  • A stronger focus on building a loyal community on Facebook to extend the value offered to members.
  • Increased use of videos, (including Facebook Live) to better highlight their sports.
  • People want to be front row and centre and part of the action; whether that be a birds’ eye-view from a model plane or from the paragliding pilot’s perspective as they approach the perfect landing.
  • People are extremely visual and Instagram has become a great platform to showcase a sport. Instagram hash tags are extremely powerful and a great way to get your sport noticed, as it makes it easier for people to find you online.

What are the challenges for air sport marketing?

Some of the challenges air sport organisations face with their marketing include:

  • Growing membership, with an aging or falling membership as well as encouraging the next generation to have a go at the sport.
  • How to address member concerns about the cost of membership, the perceived value they are receiving and insufficient member communication.
  • How to increase their digital and social media presence .
  • What content topics to write about in newsletters, digital magazines and blogs: it’s about quality content over quantity.
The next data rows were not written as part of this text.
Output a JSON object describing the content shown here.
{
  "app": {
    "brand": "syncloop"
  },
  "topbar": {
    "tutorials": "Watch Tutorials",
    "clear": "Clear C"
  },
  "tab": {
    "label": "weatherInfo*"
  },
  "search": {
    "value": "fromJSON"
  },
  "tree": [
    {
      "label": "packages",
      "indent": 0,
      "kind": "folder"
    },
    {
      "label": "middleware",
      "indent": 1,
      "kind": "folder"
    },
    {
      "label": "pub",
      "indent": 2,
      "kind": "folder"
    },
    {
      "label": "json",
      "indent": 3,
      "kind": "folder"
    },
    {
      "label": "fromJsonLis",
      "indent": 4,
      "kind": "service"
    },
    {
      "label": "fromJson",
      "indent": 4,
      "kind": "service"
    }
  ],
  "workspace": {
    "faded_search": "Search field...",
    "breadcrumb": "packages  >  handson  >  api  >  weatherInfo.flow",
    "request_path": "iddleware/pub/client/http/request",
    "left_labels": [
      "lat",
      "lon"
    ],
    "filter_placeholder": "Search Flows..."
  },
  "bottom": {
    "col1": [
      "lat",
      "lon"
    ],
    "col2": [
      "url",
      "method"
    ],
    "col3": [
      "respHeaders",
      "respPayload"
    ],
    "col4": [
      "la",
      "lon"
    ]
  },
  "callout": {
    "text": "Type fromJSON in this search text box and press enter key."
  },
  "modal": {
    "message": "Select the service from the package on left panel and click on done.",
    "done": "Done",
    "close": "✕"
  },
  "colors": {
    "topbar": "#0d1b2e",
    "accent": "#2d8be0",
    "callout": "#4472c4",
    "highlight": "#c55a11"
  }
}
To do this exceptionally well requires diving deep into the insights of members. This can be achieved through surveys, conversations and listening to members on Facebook.

How can Sustainable Marketing Services help?
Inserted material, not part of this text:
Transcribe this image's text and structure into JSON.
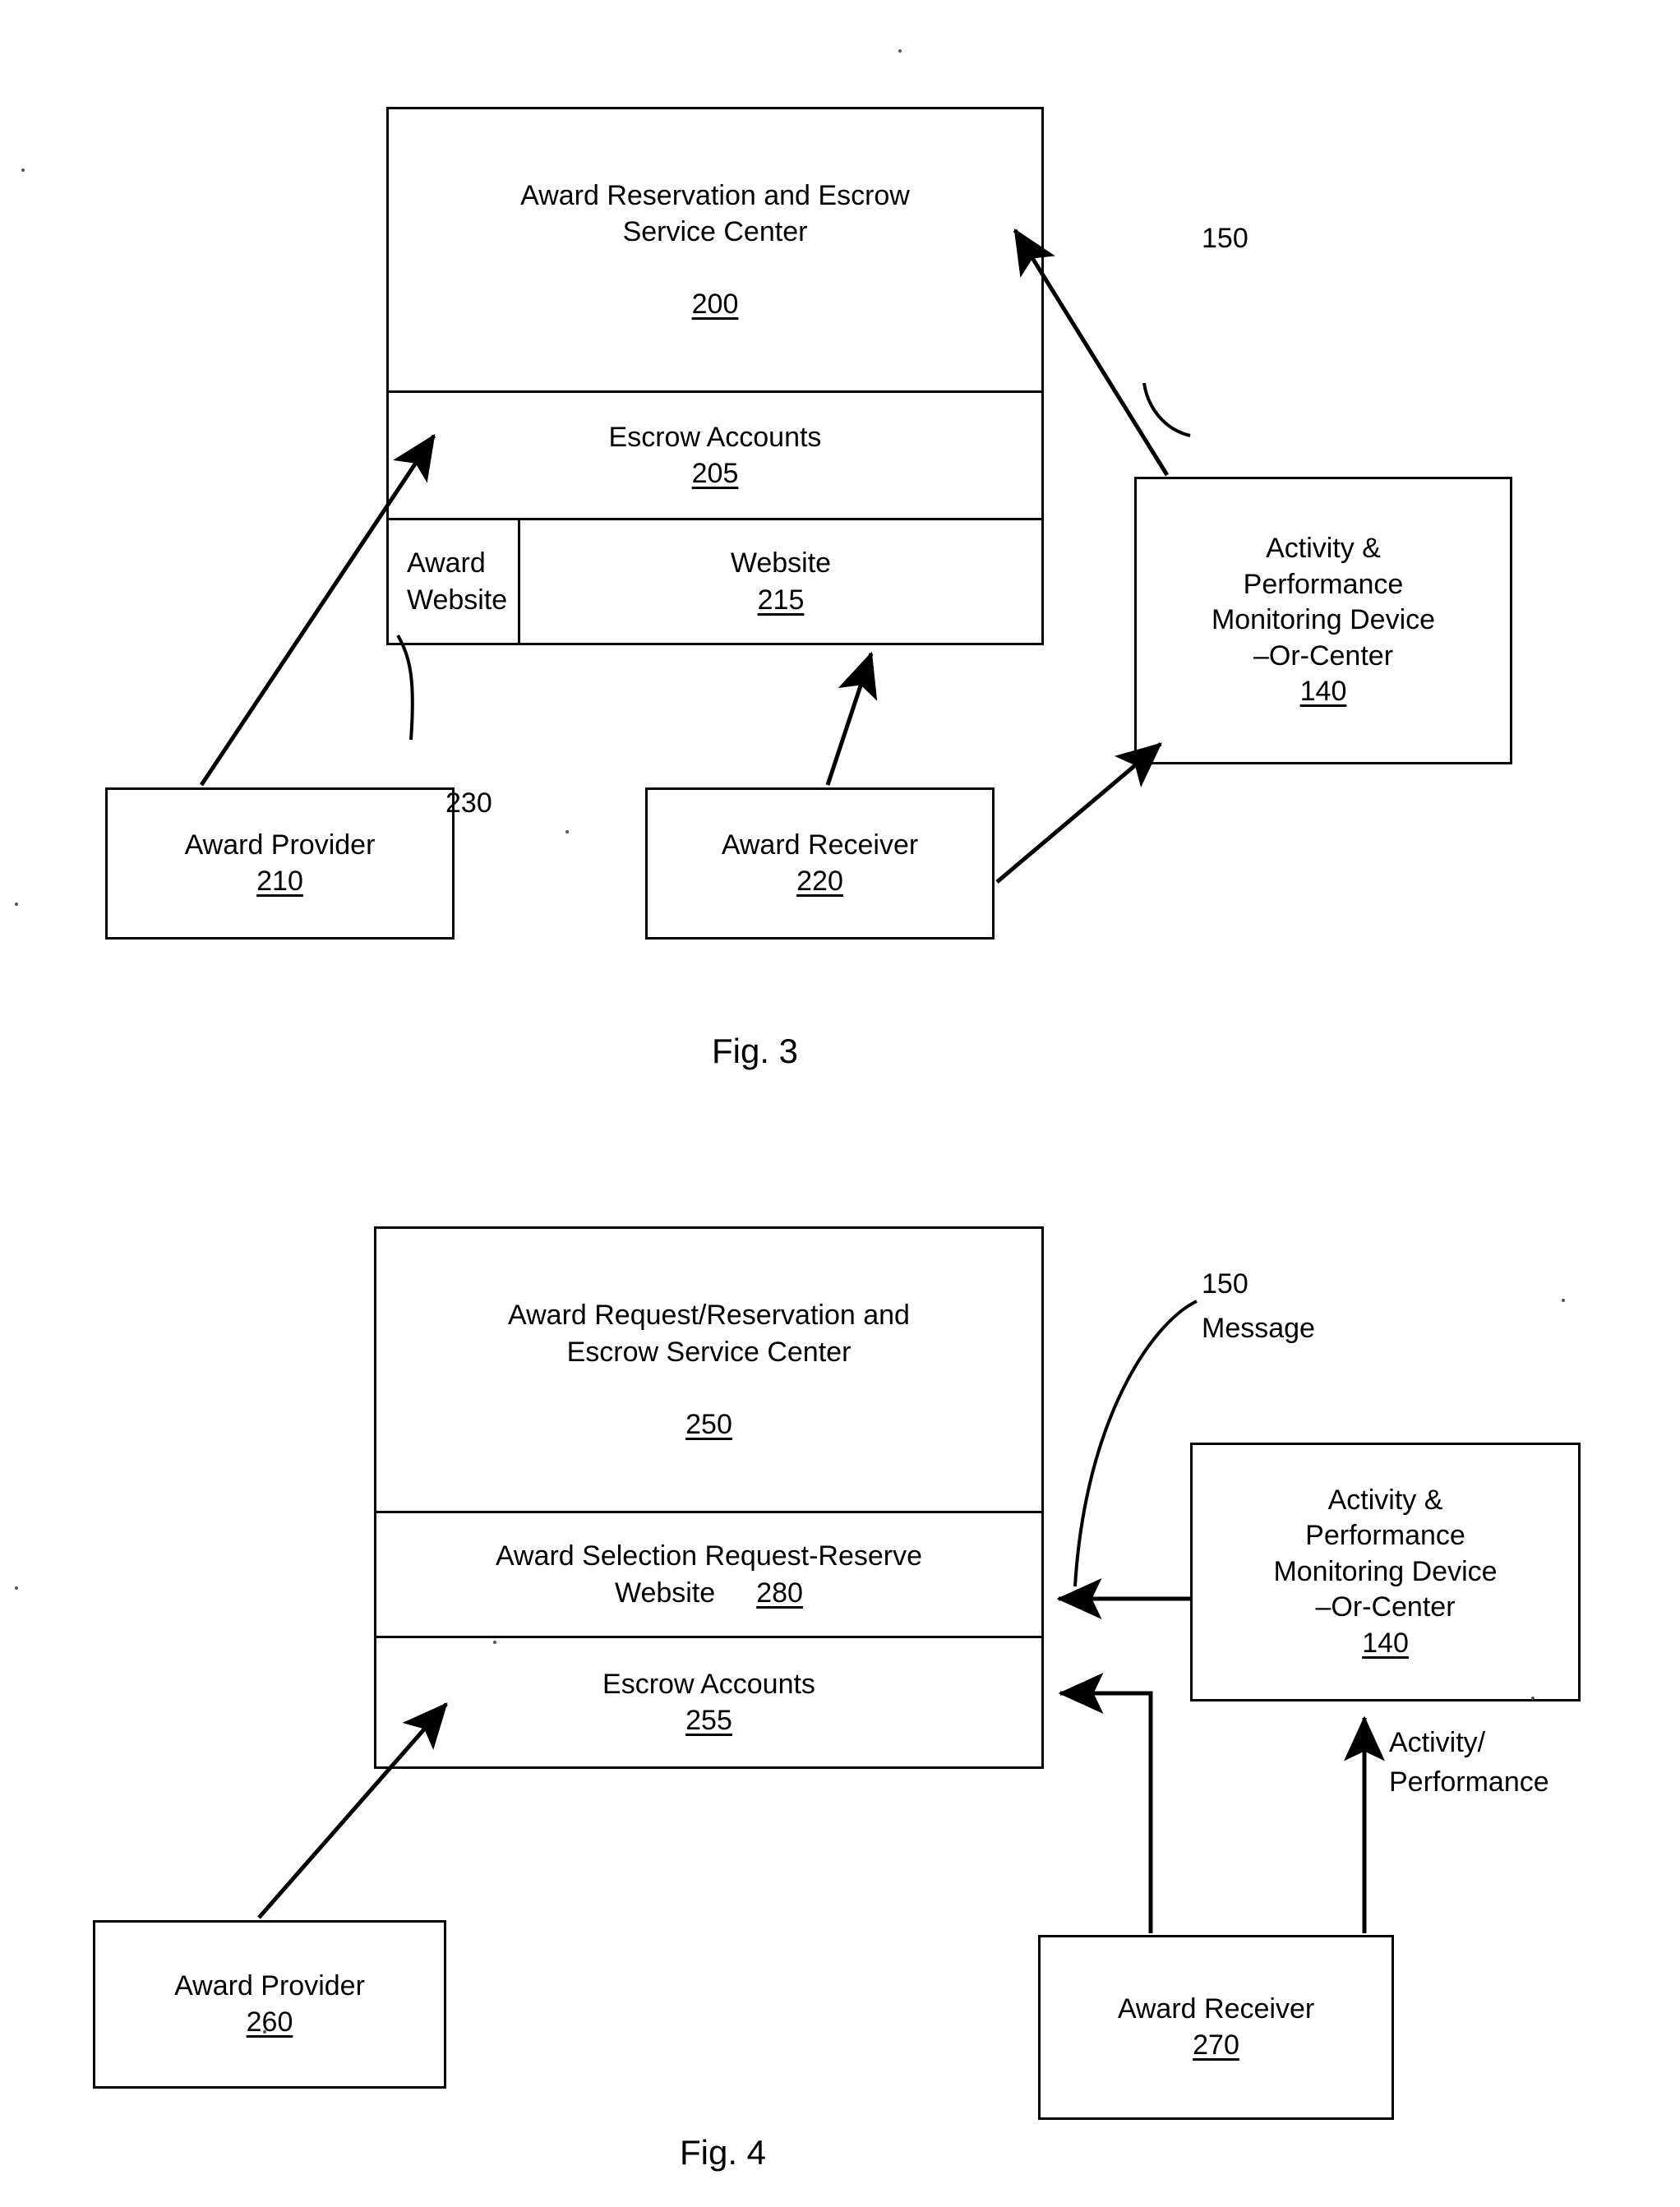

With a team of marketing and PR specialists, we work closely with our clients to develop marketing plans, public relations strategies, digital marketing, marketing communications, social media and member surveys.

  • Digital marketing: new websites and online promotion strategies.
  • The writing of member communications: digital magazines, newsletters, renewal campaigns and crisis management in the event of accidents.
  • Social media, including social media strategy, content creation and management of Facebook and Instagram pages.
  • Member surveys that sharpen your personalisation with your air sport community.
Brett Coupland

At all times, I can now get on with doing my job as the Chief Operations Officer, knowing that I have an expert marketing team focused on elevating our sport, growing and retaining our membership.

Brett Coupland

Chief Operations Officer, Hang Gliding Federation of Australia

Case Studies

Examples of some of our air sport work

  • Public Relations: In 2018, we achieved national television coverage of the Paragliding World Cup for the Hang Gliding Federation of Australia. This included the hourly, leading sports bulletin on Channel 9’s Weekend Today and a feature news story on SBS WORLD News.
  • Digital marketing: We have developed the digital strategy for new websites for both www.safa.asn.au and www.maaa.asn.au as well as their online promotions.
  • Digital Magazines: In 2014, we introduced and (continued until 2021) to create the MAAA’s digital Wingspan Magazine. Since its inception, Wingspan received very positive feedback from members who feel they have a voice within the model flying community, as well as content that educates, informs and entertains them.
  • Crisis communications: Writing communications, managing the media where accidents have occurred and creating crisis management processes and templates.
  • Social media: Grew Facebooks fans from 1,450 (2016) to 13,083 (2021) for the MAAA. More importantly, the MAAA Facebook page had a high level of engagement with members (and fans) who genuinely enjoyed being part of the Facebook community. It has become an additional value added service that members enjoy.
  • Member insights: To develop a deeper, more accurate understanding of its members, we undertook annual member surveys for both the MAAA and the HGFA. This ultimately helps the executive in their decision making, but we also utilise this information to refine content topics in the MAAA’s Wingspan and the HGFA’s SkySailor magazines.

Where to from here?

Feel free to give us a call, email, or use our contact form to discuss your project and how we can help you.

Call us on 07 3821 3939 or 0402 095 699.